Medicare self-referral loopholes—the exception that allows physicians to refer patients for physical therapy and other services to a business that has a financial relationship with the referring provider—is once again in the legislative spotlight on Capitol Hill.
On April 6, the Promoting Integrity in Medicare Act (PIMA) was reintroduced in the US House of Representatives (HR 2066), in hopes of eliminating the exception to the federal law originally intended to prohibit self-referral. That law, known as the Stark law, does prohibit most self-referral practices, but it also contains language that allows physicians to self-refer for "patient convenience" or same-day treatments—known as in-office ancillary services. Unfortunately those exceptions also include services that are rarely provided on the same day—physical therapy, anatomic pathology, advanced imaging, and radiation oncology.
PIMA would eliminate this loophole not only as a way to ensure that the exception is used according to its original intent, but also to reduce overutilization and overall health care costs. According to 2016 estimates from the Congressional Budget Office, enacting the changes contained in PIMA would save Medicare an estimated $3.3 billion over 10 years, mostly due to what research points to as overuse of referrals among providers who can direct patients to services with a financial connection. The bill is sponsored by Rep Jackie Speier (D-CA), who introduced a similar bill in 2016.

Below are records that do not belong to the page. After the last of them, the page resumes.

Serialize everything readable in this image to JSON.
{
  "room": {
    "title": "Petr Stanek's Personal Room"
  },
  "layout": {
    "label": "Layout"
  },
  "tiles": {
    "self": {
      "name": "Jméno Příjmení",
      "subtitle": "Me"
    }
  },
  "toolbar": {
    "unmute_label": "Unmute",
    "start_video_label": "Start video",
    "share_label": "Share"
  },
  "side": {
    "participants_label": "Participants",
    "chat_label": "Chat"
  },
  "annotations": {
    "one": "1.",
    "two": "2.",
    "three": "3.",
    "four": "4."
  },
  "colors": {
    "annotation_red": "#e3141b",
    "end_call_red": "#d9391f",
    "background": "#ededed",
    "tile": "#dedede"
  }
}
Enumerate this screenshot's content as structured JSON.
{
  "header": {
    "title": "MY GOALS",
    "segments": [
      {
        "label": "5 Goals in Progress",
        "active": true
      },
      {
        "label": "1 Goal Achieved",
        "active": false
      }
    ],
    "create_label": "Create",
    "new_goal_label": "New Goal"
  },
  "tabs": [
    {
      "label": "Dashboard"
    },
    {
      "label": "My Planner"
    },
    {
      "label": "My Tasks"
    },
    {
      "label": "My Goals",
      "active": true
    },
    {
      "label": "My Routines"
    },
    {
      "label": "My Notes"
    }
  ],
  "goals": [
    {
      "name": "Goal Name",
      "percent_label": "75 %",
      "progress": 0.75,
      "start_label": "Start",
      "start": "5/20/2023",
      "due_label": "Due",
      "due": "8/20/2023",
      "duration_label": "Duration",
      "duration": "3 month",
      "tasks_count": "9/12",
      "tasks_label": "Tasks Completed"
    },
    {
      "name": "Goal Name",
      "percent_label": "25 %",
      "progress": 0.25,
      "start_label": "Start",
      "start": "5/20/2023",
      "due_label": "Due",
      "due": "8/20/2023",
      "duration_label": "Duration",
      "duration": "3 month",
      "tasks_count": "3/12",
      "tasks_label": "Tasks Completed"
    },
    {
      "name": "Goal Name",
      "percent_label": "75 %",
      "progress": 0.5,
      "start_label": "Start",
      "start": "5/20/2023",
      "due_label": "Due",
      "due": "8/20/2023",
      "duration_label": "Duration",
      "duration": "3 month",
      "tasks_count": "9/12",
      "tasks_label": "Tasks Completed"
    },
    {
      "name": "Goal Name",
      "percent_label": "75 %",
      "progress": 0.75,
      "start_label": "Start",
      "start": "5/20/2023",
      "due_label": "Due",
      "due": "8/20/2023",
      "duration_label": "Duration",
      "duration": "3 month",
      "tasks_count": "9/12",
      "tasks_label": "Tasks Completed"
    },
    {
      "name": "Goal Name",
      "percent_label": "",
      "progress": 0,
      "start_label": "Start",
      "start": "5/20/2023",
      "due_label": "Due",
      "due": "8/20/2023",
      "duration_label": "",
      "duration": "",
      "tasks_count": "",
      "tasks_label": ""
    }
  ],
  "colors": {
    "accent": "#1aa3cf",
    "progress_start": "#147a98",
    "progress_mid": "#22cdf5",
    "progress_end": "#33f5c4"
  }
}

APTA is a strong supporter of the legislation, and is a member of the Alliance for Integrity in Medicare (AIM), a coalition of professional groups opposed to the inclusion of the services they represent in the Stark exceptions. AIM isn't alone in the fight: in 2014, the American Association of Retired Persons (AARP) issued a statement in support of PIMA.
"Physical therapist services should never have been included as an exception to the Stark law," said Michael Hurlbut, APTA senior congressional affairs specialist. "Reasonable exceptions for services such as lab tests and x-rays would still be in place and could be performed during office visits—this legislation would simply correct an obvious problem in the law."